In a recent transaction, the prospect questioned whether certain functionality would meet its unique needs and requirements. The sales representative not only brought in the sales engineer to demonstrate various capabilities, but also collaborated with the customer to find creative ways to meet its needs. This continuous leadership proved essential in completing the transaction.

Running Back — Your Legal Advisor

Your counsel — whether inside or outside the company — will carry the ball and do the brunt of the contract drafting. Legal counsel’s responsibility is to negotiate the specifics and assist the business folks in understanding potential risks and tradeoffs.

Of course, counsel must respond to demands and concerns of the other party’s counsel and procurement team. Attentiveness is as important as attention to detail. Delays due to missed commitments and lack of responsiveness can cause the deal to stall or unravel.

Receivers — Engineering, Support and Professional Services

Unlike salespeople, whose efforts start the ball moving, these folks can make big plays that lead to exceptional customer satisfaction. First, by developing products and services that meet customer needs. Second, by addressing customer concerns head-on and decisively.

During contract negotiations, this group must be prepared to respond to specific customer questions and requests. A thorough understanding of the vendor’s internal processes, as well as the customer’s critical concerns, is essential.

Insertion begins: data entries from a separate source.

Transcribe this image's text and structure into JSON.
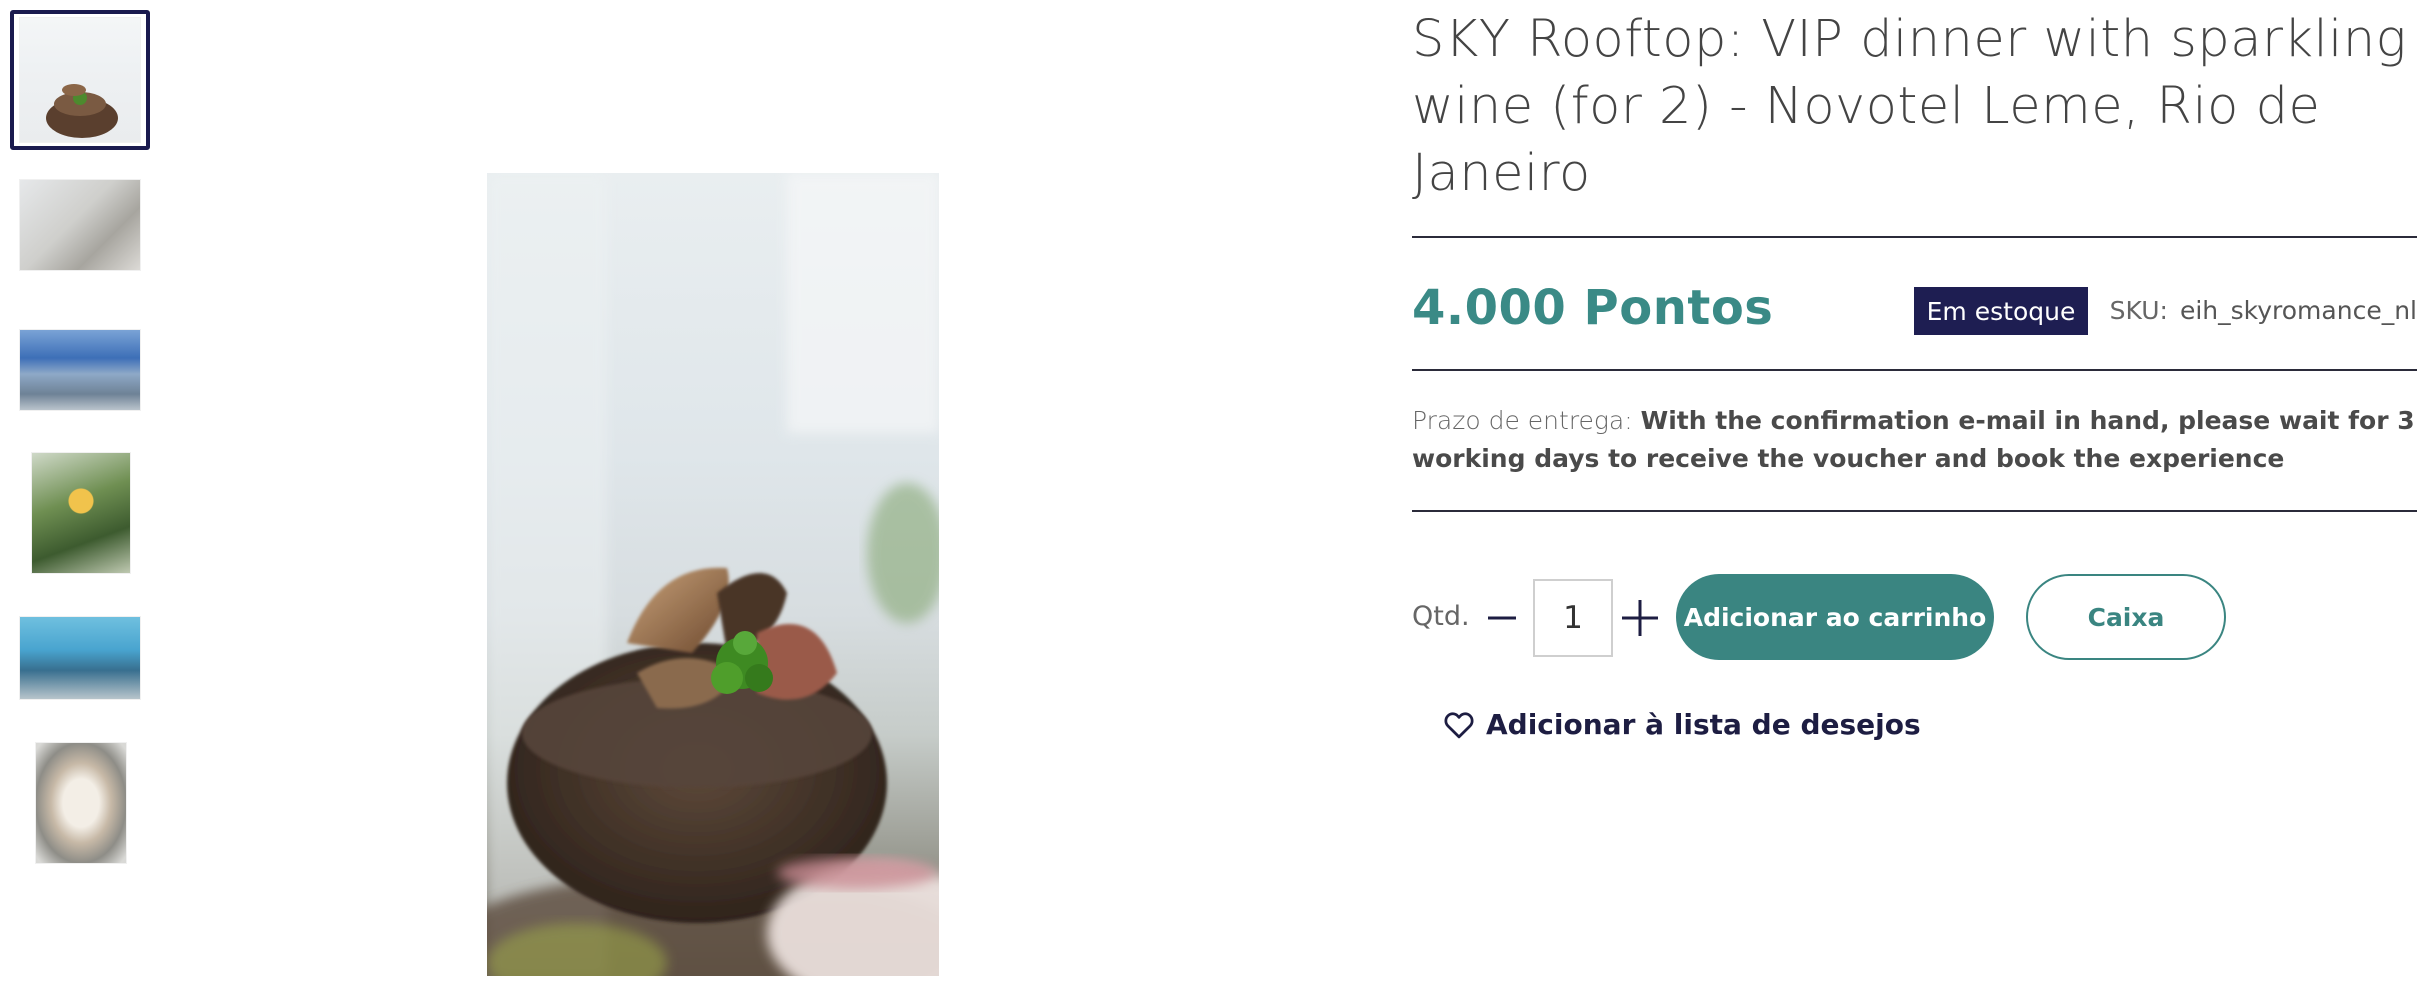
{
  "gallery": {
    "thumbnails": [
      {
        "icon": "thumbnail-image",
        "selected": true
      },
      {
        "icon": "thumbnail-image",
        "selected": false
      },
      {
        "icon": "thumbnail-image",
        "selected": false
      },
      {
        "icon": "thumbnail-image",
        "selected": false
      },
      {
        "icon": "thumbnail-image",
        "selected": false
      },
      {
        "icon": "thumbnail-image",
        "selected": false
      }
    ],
    "selected_border_color": "#1a1a4e"
  },
  "product": {
    "title": "SKY Rooftop: VIP dinner with sparkling wine (for 2) - Novotel Leme, Rio de Janeiro",
    "price": "4.000 Pontos",
    "stock_badge": "Em estoque",
    "sku_label": "SKU:",
    "sku_value": "eih_skyromance_nl",
    "delivery_label": "Prazo de entrega:",
    "delivery_value": "With the confirmation e-mail in hand, please wait for 3 working days to receive the voucher and book the experience"
  },
  "purchase": {
    "qty_label": "Qtd.",
    "qty_value": "1",
    "minus_icon": "minus-icon",
    "plus_icon": "plus-icon",
    "add_to_cart_label": "Adicionar ao carrinho",
    "checkout_label": "Caixa",
    "wishlist_label": "Adicionar à lista de desejos",
    "wishlist_icon": "heart-icon"
  },
  "colors": {
    "accent": "#3a8581",
    "price": "#3a8a86",
    "badge_bg": "#1e1e52",
    "text_dark": "#1d1d42"
  }
}
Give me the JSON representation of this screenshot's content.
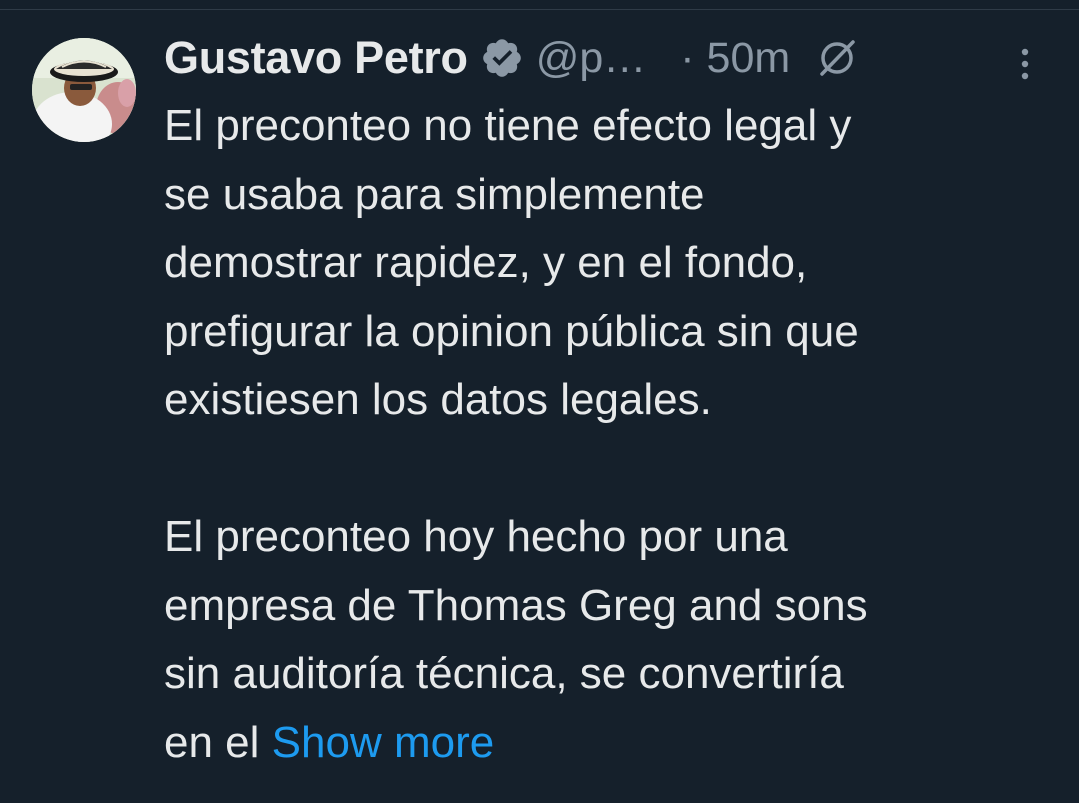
{
  "tweet": {
    "author": {
      "display_name": "Gustavo Petro",
      "handle": "@p…",
      "verified_icon": "verified-badge-icon",
      "avatar_icon": "avatar-photo"
    },
    "time": "· 50m",
    "grok_icon": "grok-slash-icon",
    "more_icon": "more-vertical-icon",
    "paragraphs": [
      [
        "El preconteo no tiene efecto legal y",
        "se usaba para simplemente",
        "demostrar rapidez, y en el fondo,",
        "prefigurar la opinion pública sin que",
        "existiesen los datos legales."
      ],
      [
        "El preconteo hoy hecho por una",
        "empresa de Thomas Greg and sons",
        "sin auditoría técnica, se convertiría",
        "en el"
      ]
    ],
    "show_more_label": "Show more",
    "colors": {
      "background": "#15202b",
      "text": "#e7e9ea",
      "secondary": "#8b98a5",
      "link": "#1d9bf0"
    }
  }
}
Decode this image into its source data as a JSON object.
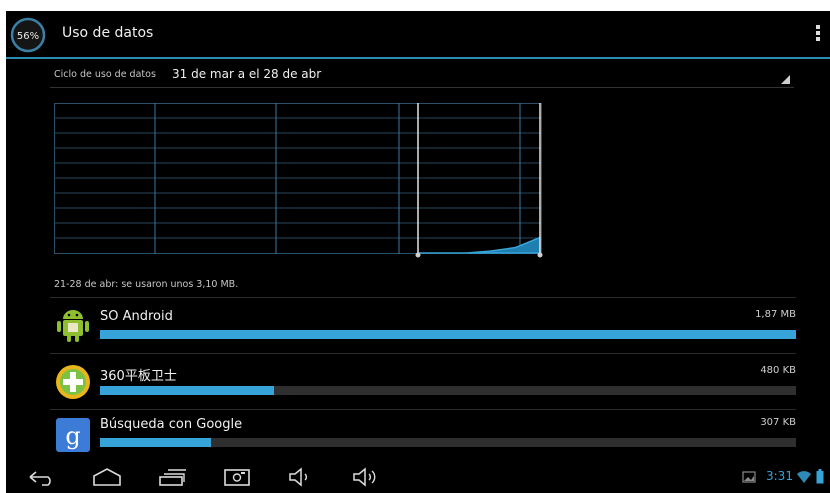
{
  "actionbar": {
    "battery_badge": "56%",
    "title": "Uso de datos"
  },
  "cycle": {
    "label": "Ciclo de uso de datos",
    "value": "31 de mar a el 28 de abr"
  },
  "chart_data": {
    "type": "area",
    "series": [
      {
        "values": [
          0,
          0,
          0,
          0.4,
          1.1,
          3.1
        ]
      }
    ],
    "ylabel": "",
    "xlabel": ""
  },
  "summary": "21-28 de abr: se usaron unos 3,10 MB.",
  "apps": [
    {
      "name": "SO Android",
      "size": "1,87 MB",
      "fraction": 1.0
    },
    {
      "name": "360平板卫士",
      "size": "480 KB",
      "fraction": 0.25
    },
    {
      "name": "Búsqueda con Google",
      "size": "307 KB",
      "fraction": 0.16
    }
  ],
  "status": {
    "time": "3:31"
  },
  "colors": {
    "accent": "#36a3d9",
    "accent_line": "#2a8bb5"
  },
  "icons": {
    "app": "data-usage-icon",
    "overflow": "overflow-menu-icon",
    "back": "back-icon",
    "home": "home-icon",
    "recents": "recent-apps-icon",
    "screenshot": "screenshot-icon",
    "volume_down": "volume-down-icon",
    "volume_up": "volume-up-icon"
  }
}
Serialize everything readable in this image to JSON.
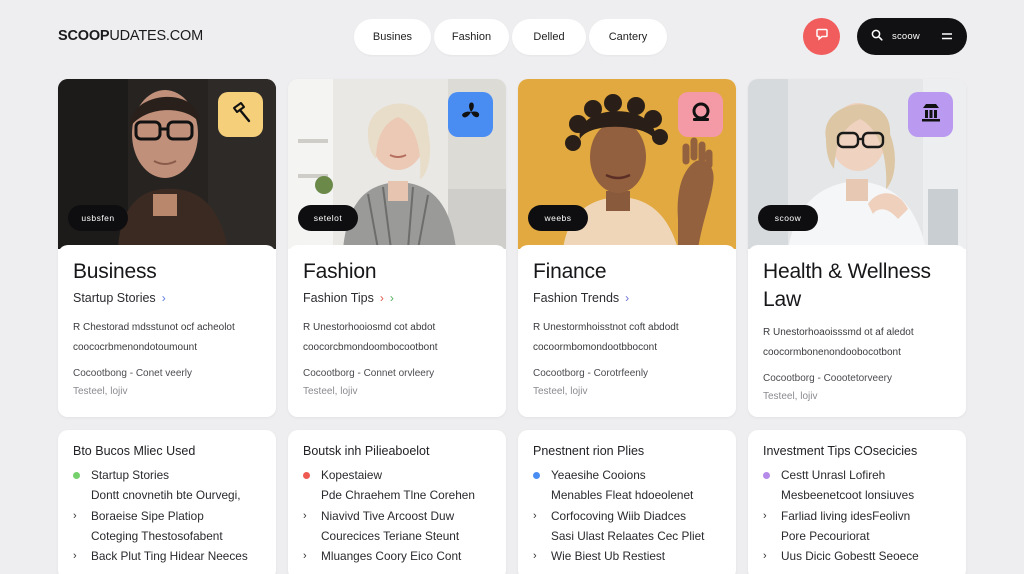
{
  "header": {
    "logo_bold": "SCOOP",
    "logo_rest": "UDATES.COM",
    "nav": [
      {
        "label": "Busines"
      },
      {
        "label": "Fashion"
      },
      {
        "label": "Delled"
      },
      {
        "label": "Cantery"
      }
    ],
    "search_label": "scoow",
    "colors": {
      "alert": "#f15c5c",
      "search_bg": "#111113"
    }
  },
  "cards": [
    {
      "chip": "usbsfen",
      "badge_color": "#f6cf7a",
      "badge_icon": "hammer-icon",
      "title": "Business",
      "title2": "",
      "sub": "Startup Stories",
      "desc1": "R Chestorad mdsstunot ocf acheolot",
      "desc2": "coococrbmenondotoumount",
      "meta1": "Cocootbong - Conet veerly",
      "meta2": "Testeel, lojiv"
    },
    {
      "chip": "setelot",
      "badge_color": "#4a8df2",
      "badge_icon": "fan-icon",
      "title": "Fashion",
      "title2": "",
      "sub": "Fashion Tips",
      "desc1": "R Unestorhooiosmd cot abdot",
      "desc2": "coocorcbmondoombocootbont",
      "meta1": "Cocootborg - Connet orvleery",
      "meta2": "Testeel, lojiv"
    },
    {
      "chip": "weebs",
      "badge_color": "#f49aa6",
      "badge_icon": "ring-icon",
      "title": "Finance",
      "title2": "",
      "sub": "Fashion Trends",
      "desc1": "R Unestormhoisstnot coft abdodt",
      "desc2": "cocoormbomondootbbocont",
      "meta1": "Cocootborg - Corotrfeenly",
      "meta2": "Testeel, lojiv"
    },
    {
      "chip": "scoow",
      "badge_color": "#b99af0",
      "badge_icon": "building-icon",
      "title": "Health & Wellness",
      "title2": "Law",
      "sub": "",
      "desc1": "R Unestorhoaoisssmd ot af aledot",
      "desc2": "coocormbonenondoobocotbont",
      "meta1": "Cocootborg - Coootetorveery",
      "meta2": "Testeel, lojiv"
    }
  ],
  "panels": [
    {
      "title": "Bto Bucos Mliec Used",
      "rows": [
        {
          "mark": "dot",
          "color": "#74d06a",
          "text": "Startup Stories"
        },
        {
          "mark": "none",
          "color": "",
          "text": "Dontt cnovnetih bte Ourvegi,"
        },
        {
          "mark": "caret",
          "color": "",
          "text": "Boraeise Sipe Platiop"
        },
        {
          "mark": "none",
          "color": "",
          "text": "Coteging Thestosofabent"
        },
        {
          "mark": "caret",
          "color": "",
          "text": "Back Plut Ting Hidear Neeces"
        }
      ]
    },
    {
      "title": "Boutsk inh Pilieaboelot",
      "rows": [
        {
          "mark": "dot",
          "color": "#ee5a52",
          "text": "Kopestaiew"
        },
        {
          "mark": "none",
          "color": "",
          "text": "Pde Chraehem Tlne Corehen"
        },
        {
          "mark": "caret",
          "color": "",
          "text": "Niavivd Tive Arcoost Duw"
        },
        {
          "mark": "none",
          "color": "",
          "text": "Courecices Teriane Steunt"
        },
        {
          "mark": "caret",
          "color": "",
          "text": "Mluanges Coory Eico Cont"
        }
      ]
    },
    {
      "title": "Pnestnent rion Plies",
      "rows": [
        {
          "mark": "dot",
          "color": "#4a8df2",
          "text": "Yeaesihe Cooions"
        },
        {
          "mark": "none",
          "color": "",
          "text": "Menables Fleat hdoeolenet"
        },
        {
          "mark": "caret",
          "color": "",
          "text": "Corfocoving Wiib Diadces"
        },
        {
          "mark": "none",
          "color": "",
          "text": "Sasi Ulast Relaates Cec Pliet"
        },
        {
          "mark": "caret",
          "color": "",
          "text": "Wie Biest Ub Restiest"
        }
      ]
    },
    {
      "title": "Investment Tips COsecicies",
      "rows": [
        {
          "mark": "dot",
          "color": "#b58ae8",
          "text": "Cestt Unrasl Lofireh"
        },
        {
          "mark": "none",
          "color": "",
          "text": "Mesbeenetcoot lonsiuves"
        },
        {
          "mark": "caret",
          "color": "",
          "text": "Farliad living idesFeolivn"
        },
        {
          "mark": "none",
          "color": "",
          "text": "Pore Pecouriorat"
        },
        {
          "mark": "caret",
          "color": "",
          "text": "Uus Dicic Gobestt Seoece"
        }
      ]
    }
  ]
}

Recently, for example, one of my vendor clients was negotiating with a large health care provider. The provider questioned security practices regarding customer records and requested broad audit rights. We asked the engineering team to participate in our Zoom meeting, during which they described specific security protocols and shared independent, third-party audit results. As a result, the customer dropped its onerous audit request, and the transaction closed quickly.

Special Teams — Marketing and Investor Relations

On a day-to-day basis, through social media, traditional advertising, conference management, press and more, these groups provide visibility and a positive spin for your products, services, and business overall. All of these efforts smooth the way for sales.

Within the negotiation itself, these folks are instrumental in providing the extra push necessary to close the deal, as needed. That may mean sharing a white paper which demonstrates past success or, as happened during a recent negotiation in which my client’s potential customer had lingering concerns about 24/7 support, arranging a meeting with an existing client who could provide a strong testimonial based on firsthand experience.

Coaching Staff — Executive Team

In most negotiations, the executive team rarely steps on the field. Their availability and willingness to get involved as needed, however, can prove to be significant. Sometimes, a simple phone call between CEO’s or EVP’s provides the last bit of reassurance needed to close the transaction.

Final Thoughts

To the casual football fan, the player who catches the touchdown or kicks the winning field goal may seem like the hero of the game. Experienced observers understand, however, that many other positions are involved — both on and off the field — in contributing to that success.

Similarly, each member of your organization has a unique role and responsibility in negotiating and closing important transactions. By participating in the process and executing effectively, your team is well positioned to move the ball downfield and across the goal line!